Would you count the lines of the listing that carry the word "file"? Give only the resulting number.

▬▬▬▬▬▬

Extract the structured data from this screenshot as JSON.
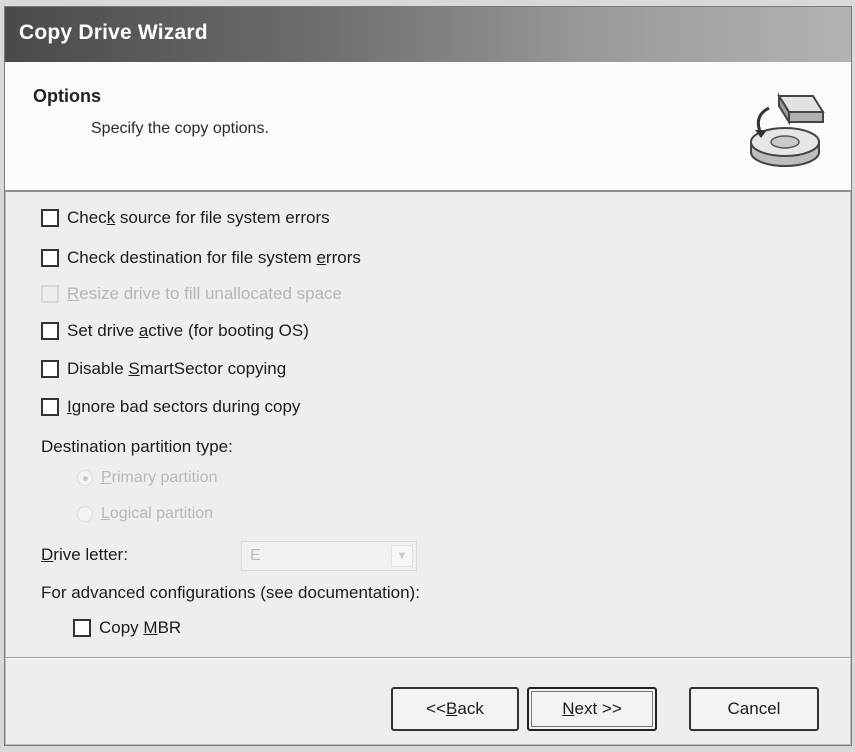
{
  "window": {
    "title": "Copy Drive Wizard"
  },
  "header": {
    "title": "Options",
    "subtitle": "Specify the copy options.",
    "icon": "copy-drive-icon"
  },
  "options": [
    {
      "pre": "Chec",
      "accel": "k",
      "post": " source for file system errors",
      "checked": false,
      "enabled": true
    },
    {
      "pre": "Check destination for file system ",
      "accel": "e",
      "post": "rrors",
      "checked": false,
      "enabled": true
    },
    {
      "pre": "",
      "accel": "R",
      "post": "esize drive to fill unallocated space",
      "checked": false,
      "enabled": false
    },
    {
      "pre": "Set drive ",
      "accel": "a",
      "post": "ctive (for booting OS)",
      "checked": false,
      "enabled": true
    },
    {
      "pre": "Disable ",
      "accel": "S",
      "post": "martSector copying",
      "checked": false,
      "enabled": true
    },
    {
      "pre": "",
      "accel": "I",
      "post": "gnore bad sectors during copy",
      "checked": false,
      "enabled": true
    }
  ],
  "partition": {
    "label": "Destination partition type:",
    "primary": {
      "accel": "P",
      "rest": "rimary partition",
      "selected": true,
      "enabled": false
    },
    "logical": {
      "accel": "L",
      "rest": "ogical partition",
      "selected": false,
      "enabled": false
    }
  },
  "drive_letter": {
    "label_accel": "D",
    "label_rest": "rive letter:",
    "value": "E",
    "enabled": false
  },
  "advanced": {
    "label": "For advanced configurations (see documentation):",
    "copy_mbr": {
      "pre": "Copy ",
      "accel": "M",
      "post": "BR",
      "checked": false
    }
  },
  "buttons": {
    "back": {
      "pre": "<< ",
      "accel": "B",
      "post": "ack"
    },
    "next": {
      "pre": "",
      "accel": "N",
      "post": "ext >>"
    },
    "cancel": "Cancel"
  }
}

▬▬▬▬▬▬

- **TASK RESPONSE**: 2